This report will look at the things we think are worth sustaining and options for developing viable, sustainable economic opportunities around those things. It also includes interviews with some notable Johns Islanders who have been and continue to be leaders on the Island. We hope this report will also motivate others, a younger generation, to take on the task of growing a new future for Johns Island.

Part II: Conserve & Grow



Dan Conover

There are many people to thank for the work done on this report.

Dan Conover, a former reporter and city editor for The Post & Courier, wrote much of the report. Dan still works as a freelance writer, but also runs a website covering Lowcountry soccer, a mobile bicycle repair service, and various other endeavors.

We would also like to thank all those who participated in the Johns Island Coalition. The Coalition was a year-long series of group workshops covering a range of topics related to conservation on Johns Island. There were too many people who participated to name them all. The Coalition has evolved into the Johns Island Task Force which brings together various groups and interested individuals to implement programs to help preserve Johns Island’s character. Likewise, the Johns Island Concerned Citizens group provided an excellent opportunity to learn more about Johns Island and meet people who are committed to maintaining our traditional values.

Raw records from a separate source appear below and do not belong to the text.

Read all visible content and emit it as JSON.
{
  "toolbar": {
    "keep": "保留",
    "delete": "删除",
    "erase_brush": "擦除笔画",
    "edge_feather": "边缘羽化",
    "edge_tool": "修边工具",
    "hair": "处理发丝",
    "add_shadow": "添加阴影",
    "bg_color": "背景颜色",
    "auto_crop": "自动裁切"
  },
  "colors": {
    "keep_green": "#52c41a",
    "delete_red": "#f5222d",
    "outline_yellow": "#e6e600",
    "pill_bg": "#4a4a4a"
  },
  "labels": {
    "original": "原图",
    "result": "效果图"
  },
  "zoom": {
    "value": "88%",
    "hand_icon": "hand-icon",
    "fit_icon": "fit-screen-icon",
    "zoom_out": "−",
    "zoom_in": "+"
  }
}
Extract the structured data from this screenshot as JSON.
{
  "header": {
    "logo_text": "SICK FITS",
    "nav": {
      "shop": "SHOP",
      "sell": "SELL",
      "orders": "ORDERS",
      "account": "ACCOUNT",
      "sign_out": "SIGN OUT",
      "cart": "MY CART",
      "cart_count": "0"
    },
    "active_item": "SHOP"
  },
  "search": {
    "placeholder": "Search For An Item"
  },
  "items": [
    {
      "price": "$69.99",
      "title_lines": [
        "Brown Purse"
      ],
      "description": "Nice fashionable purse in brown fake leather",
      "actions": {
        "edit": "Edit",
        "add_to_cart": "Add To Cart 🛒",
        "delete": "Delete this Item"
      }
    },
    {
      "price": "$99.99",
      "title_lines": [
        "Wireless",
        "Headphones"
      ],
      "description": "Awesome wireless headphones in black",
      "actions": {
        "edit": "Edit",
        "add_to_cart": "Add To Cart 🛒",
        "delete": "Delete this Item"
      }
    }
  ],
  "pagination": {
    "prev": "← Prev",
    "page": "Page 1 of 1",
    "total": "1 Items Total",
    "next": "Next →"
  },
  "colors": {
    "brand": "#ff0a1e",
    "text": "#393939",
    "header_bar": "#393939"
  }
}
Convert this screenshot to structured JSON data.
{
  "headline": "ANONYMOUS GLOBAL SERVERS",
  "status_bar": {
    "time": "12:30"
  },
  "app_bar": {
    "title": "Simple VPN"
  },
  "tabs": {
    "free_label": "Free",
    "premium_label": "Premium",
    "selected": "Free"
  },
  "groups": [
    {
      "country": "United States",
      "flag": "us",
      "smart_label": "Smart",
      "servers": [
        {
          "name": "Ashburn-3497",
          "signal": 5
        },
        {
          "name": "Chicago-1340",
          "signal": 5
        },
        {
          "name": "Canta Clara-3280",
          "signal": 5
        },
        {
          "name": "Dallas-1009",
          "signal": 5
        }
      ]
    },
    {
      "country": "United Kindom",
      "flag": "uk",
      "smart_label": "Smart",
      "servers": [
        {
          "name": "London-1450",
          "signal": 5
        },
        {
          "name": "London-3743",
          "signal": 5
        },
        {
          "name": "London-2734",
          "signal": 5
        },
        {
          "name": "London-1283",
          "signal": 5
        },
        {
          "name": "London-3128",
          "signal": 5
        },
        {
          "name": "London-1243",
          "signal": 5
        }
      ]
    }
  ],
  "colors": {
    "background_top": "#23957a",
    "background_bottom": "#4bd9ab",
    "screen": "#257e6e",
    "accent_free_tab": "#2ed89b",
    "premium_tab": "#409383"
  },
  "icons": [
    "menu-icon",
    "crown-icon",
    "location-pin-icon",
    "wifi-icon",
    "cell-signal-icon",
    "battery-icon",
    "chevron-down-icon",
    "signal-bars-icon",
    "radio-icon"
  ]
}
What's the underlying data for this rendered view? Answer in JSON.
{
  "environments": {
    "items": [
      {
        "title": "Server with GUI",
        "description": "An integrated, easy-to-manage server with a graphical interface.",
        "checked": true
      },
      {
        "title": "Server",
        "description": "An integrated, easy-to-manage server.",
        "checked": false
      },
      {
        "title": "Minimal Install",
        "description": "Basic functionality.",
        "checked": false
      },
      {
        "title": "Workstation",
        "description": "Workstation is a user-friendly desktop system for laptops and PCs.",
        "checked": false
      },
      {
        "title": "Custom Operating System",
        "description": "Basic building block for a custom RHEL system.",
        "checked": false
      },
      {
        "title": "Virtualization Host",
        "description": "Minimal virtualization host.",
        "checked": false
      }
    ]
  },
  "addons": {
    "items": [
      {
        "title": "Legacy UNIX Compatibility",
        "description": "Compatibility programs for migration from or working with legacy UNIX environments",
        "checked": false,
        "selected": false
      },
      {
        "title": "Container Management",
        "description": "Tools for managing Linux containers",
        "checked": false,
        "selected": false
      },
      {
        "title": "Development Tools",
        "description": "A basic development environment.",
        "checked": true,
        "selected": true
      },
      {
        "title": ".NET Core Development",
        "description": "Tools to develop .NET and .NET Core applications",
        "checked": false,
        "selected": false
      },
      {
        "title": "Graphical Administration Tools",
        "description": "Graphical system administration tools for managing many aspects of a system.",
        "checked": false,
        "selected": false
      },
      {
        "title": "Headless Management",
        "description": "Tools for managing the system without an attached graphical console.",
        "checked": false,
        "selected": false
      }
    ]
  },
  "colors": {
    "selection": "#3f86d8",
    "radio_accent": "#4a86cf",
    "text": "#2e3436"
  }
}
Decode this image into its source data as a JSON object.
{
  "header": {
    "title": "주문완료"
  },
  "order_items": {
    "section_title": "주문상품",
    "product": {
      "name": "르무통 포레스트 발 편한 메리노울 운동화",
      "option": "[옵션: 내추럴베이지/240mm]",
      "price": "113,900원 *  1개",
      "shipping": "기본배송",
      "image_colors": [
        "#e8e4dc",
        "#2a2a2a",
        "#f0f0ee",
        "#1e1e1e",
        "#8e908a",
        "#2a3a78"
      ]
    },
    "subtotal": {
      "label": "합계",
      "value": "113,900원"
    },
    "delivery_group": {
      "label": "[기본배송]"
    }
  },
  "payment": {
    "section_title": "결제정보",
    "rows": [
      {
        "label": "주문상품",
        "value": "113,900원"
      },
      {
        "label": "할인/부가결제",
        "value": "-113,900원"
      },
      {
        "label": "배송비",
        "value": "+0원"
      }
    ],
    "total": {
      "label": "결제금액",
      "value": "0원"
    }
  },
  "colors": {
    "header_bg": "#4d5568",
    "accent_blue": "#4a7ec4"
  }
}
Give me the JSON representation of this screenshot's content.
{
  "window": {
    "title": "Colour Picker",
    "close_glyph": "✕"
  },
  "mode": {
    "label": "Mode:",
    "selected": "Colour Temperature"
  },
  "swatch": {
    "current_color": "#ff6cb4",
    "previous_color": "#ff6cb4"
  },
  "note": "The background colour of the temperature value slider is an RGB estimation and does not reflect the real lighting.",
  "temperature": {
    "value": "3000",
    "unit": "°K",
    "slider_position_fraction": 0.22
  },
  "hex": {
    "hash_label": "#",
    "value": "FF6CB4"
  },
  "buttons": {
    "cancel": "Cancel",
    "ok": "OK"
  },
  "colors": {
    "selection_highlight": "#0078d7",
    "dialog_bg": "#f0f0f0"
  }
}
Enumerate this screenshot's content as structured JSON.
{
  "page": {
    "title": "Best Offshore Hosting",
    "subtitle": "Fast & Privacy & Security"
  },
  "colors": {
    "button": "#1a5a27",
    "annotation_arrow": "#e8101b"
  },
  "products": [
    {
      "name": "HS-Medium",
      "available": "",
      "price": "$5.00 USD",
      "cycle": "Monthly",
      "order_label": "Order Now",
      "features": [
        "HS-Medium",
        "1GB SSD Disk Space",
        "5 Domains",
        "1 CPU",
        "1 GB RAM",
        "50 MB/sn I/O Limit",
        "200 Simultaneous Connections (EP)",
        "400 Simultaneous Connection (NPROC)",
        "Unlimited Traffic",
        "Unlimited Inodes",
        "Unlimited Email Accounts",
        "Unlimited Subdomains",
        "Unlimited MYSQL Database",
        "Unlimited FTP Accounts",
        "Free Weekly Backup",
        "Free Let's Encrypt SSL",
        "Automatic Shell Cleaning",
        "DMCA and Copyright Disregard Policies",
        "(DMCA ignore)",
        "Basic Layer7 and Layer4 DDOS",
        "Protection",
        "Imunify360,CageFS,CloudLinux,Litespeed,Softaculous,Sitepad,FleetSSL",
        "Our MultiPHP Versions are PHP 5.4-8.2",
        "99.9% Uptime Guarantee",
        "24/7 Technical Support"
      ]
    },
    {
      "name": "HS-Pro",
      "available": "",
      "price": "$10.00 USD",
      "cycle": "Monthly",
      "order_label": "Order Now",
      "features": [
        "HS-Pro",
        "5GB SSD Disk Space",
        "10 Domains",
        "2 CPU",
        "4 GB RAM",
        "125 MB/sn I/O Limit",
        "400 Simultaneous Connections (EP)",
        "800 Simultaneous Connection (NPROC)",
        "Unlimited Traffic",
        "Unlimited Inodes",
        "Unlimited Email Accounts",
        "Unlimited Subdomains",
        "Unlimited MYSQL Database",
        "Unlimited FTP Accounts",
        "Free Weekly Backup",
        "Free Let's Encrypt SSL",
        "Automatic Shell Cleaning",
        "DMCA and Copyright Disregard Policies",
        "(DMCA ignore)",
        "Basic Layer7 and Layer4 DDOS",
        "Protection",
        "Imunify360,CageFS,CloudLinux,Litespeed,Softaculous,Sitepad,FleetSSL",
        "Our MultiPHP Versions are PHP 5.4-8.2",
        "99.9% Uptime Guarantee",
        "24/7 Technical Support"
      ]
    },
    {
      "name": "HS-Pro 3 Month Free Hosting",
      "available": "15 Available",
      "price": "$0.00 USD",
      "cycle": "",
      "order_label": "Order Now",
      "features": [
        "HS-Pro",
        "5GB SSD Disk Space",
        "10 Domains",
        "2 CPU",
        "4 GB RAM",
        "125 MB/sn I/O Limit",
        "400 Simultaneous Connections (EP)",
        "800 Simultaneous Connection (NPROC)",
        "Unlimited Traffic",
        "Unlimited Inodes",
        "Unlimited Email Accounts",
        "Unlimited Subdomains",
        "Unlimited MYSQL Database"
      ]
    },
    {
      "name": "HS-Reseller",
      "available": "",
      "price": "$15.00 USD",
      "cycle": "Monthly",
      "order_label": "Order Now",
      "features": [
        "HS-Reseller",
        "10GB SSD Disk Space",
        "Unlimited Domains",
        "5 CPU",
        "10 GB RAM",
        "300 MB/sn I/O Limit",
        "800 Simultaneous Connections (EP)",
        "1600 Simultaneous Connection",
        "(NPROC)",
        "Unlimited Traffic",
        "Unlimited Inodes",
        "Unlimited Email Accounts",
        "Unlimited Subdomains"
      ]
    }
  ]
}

Special thanks also to our four interviewees: Bill Saunders, Murray Neale, Sidi Limehouse and Thomas Legare. They have all worked tirelessly to help our community and have been an inspiration to our work here at the Conservancy